Old God Vol.2 Hosted By Alec Trujillo
$12.00 – $15.00
ALEC TRUJILLO’S BIO:
Old God is Alec Jones-Trujillo. Born and raised in Weaverville, California, he has been performing in the Las Vegas hit show “Absinthe” as the foul-mouthed host The Gazillionaire since 2018. He graduated from the Clown Conservatory at San Francisco Circus Center and later studied mime with Leonard Pitt and James Donlon five days a week at the Flying Actor Studio. In 2009 he began working with John Gilkey on the absurdist comedy show We Are Nudes. Old God Vol 2 was directed by Gabe McKinney–a graduate of Dell Arte’s MFA program–who played The Gazillionaire in Las Vegas for five years.
Old God is a foppish, irreverent oracle; a singer of doom and weaver of myth–a being so old, it has forgotten its own name.
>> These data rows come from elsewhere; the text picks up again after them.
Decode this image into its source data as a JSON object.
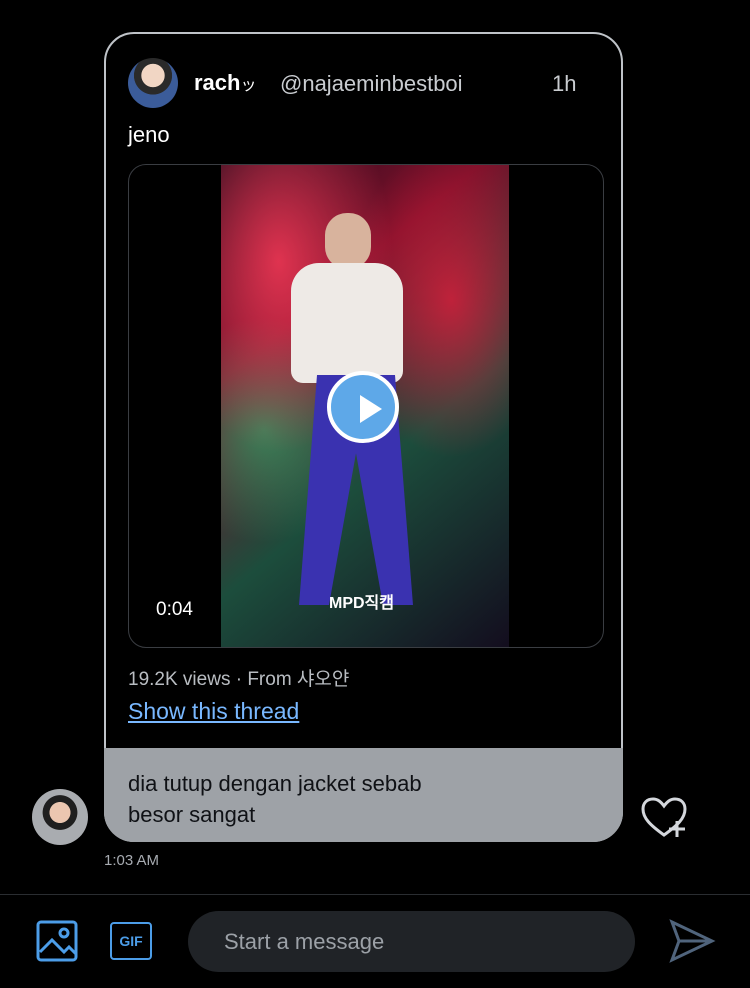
{
  "tweet": {
    "display_name": "rach",
    "display_name_suffix": "ッ",
    "handle": "@najaeminbestboi",
    "time": "1h",
    "text": "jeno",
    "video": {
      "duration": "0:04",
      "watermark": "MPD직캠"
    },
    "views": "19.2K views · From 샤오얀",
    "thread_link": "Show this thread"
  },
  "reply": {
    "text": "dia tutup dengan jacket sebab\nbesor sangat",
    "timestamp": "1:03 AM"
  },
  "composer": {
    "placeholder": "Start a message",
    "gif_label": "GIF"
  },
  "icons": {
    "heart_add": "heart-plus-icon",
    "image": "image-icon",
    "send": "send-icon",
    "play": "play-icon"
  },
  "colors": {
    "accent": "#4c9de8",
    "link": "#79b8ff",
    "reply_bubble": "#9ea2a7"
  }
}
This dormant comedic relic comes to Dell Arte’s Carlo Mazzone-Clementi Theater on October 27th at 8pm LIVE and IN-MORTAL FLESH to revel in its Final Moments of Entertainment.
Audiences arrive enfeebled by the weight of a million unread emails and unanswered texts, their egos inflamed via the algorithmic gods of social media and a never-ending sea of main-lined amusements. Old God meets them where they are and fights fire with fire demanding attention as the biggest form of distraction in any room. A pied piper of princely pettiness, Old God gleefully leads the audience on an unruly ride through a heap of broken images.
Exquisitely costumed and poised before a hand-painted canvas backdrop encircled by fancy golden foot lights, this white-faced clown seems to have pranced out of the theater houses of the 1800’s. Through virtuosic pantomime and improvisational feats of language, he rains down a frenetic hail of words and ideas that veer wildly from the absurd and scatological, to the poignant and the profound. No one can keep up as Old God buries the audience beneath a barrage of rapid-fire delivery, full-throttled improvised play, and crashing waves of imagery that spin wildly in topic but elegantly in body. Old God delights in hypocrisy, shoves a thumb in the eye of progress and drives a tour bus into the soft underbelly of our collective malaise. No one is safe—not the audience, not the richest man in the world, not even the actor’s own precious little ego.